A practical guide to anisocoria

Anisocoria means the presence of difference in the size of the right and left pupils. It is a sign of an abnormality in the efferent pathway. The first question facing the ophthalmologist is to ascertain if anisocoria is present or...

Diagnosis and management of IV cranial nerve palsy

Aetiology: Trochlear nerve palsy can be divided into acute or congenital. Congenital trochlear nerve palsy is usually noted in childhood with development of abnormal head posture. Various pathologies can lead to acute IV nerve palsy, most commonly trauma. Other causes...

Third nerve palsy

Case scenarios A 71-year-old female presented to a nearby eye emergency unit with two days history of partial ptosis in her left eye with diplopia. She saw her GP earlier that day and he asked her to go to the...

Typical and atypical optic neuritis – diagnosis and initial management

Optic neuritis is a relatively common presentation to ophthalmologists in the acute setting.
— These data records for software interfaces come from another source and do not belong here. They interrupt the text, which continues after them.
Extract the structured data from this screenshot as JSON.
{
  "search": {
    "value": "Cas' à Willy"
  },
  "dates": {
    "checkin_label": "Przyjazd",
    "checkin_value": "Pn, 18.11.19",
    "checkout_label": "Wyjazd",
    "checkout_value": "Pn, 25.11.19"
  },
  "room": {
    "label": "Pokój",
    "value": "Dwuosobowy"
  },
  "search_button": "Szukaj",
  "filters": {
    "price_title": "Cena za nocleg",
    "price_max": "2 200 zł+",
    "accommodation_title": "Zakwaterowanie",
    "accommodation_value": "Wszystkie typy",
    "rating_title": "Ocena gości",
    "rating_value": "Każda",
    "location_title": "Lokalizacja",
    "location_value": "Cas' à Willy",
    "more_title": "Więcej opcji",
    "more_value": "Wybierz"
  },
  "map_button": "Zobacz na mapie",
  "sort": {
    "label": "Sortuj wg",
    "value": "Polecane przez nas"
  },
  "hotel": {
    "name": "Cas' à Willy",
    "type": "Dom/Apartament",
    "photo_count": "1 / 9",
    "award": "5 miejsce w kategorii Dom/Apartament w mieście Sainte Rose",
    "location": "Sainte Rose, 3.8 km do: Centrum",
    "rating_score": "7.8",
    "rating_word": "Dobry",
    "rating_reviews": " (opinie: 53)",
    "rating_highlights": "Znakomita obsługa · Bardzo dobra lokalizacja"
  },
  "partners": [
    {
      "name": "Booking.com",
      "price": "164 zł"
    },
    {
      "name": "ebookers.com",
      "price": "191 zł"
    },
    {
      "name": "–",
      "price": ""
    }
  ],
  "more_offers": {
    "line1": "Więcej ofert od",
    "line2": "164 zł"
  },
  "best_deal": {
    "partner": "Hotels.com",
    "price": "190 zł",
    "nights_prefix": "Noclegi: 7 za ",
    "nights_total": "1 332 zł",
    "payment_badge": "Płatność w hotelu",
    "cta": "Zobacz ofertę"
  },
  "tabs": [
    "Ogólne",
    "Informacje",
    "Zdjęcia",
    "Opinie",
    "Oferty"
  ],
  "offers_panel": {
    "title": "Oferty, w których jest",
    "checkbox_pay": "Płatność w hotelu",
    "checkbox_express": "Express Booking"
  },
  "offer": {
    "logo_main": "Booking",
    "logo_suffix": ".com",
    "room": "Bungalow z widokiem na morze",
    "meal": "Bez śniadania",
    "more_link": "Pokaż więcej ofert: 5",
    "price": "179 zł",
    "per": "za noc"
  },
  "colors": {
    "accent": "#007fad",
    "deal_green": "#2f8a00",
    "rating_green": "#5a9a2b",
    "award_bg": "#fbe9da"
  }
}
The vast majority are cases of ‘typical’ optic neuritis (ON) but a smaller group of conditions, so-called, ‘atypical’ optic neuritides require a different work-up and management strategy....

The perfect interview to land the dream consultant job

Eight top tips for consultant interviews: 1. A person is not just an ophthalmologist. Trusts are appointing the person not just the ophthalmologist. On a consultant interview panel (AAC) there will be non-ophthalmologists (e.g. medical director, chief executive, lay chair)...

  • 1
  • 2 (current)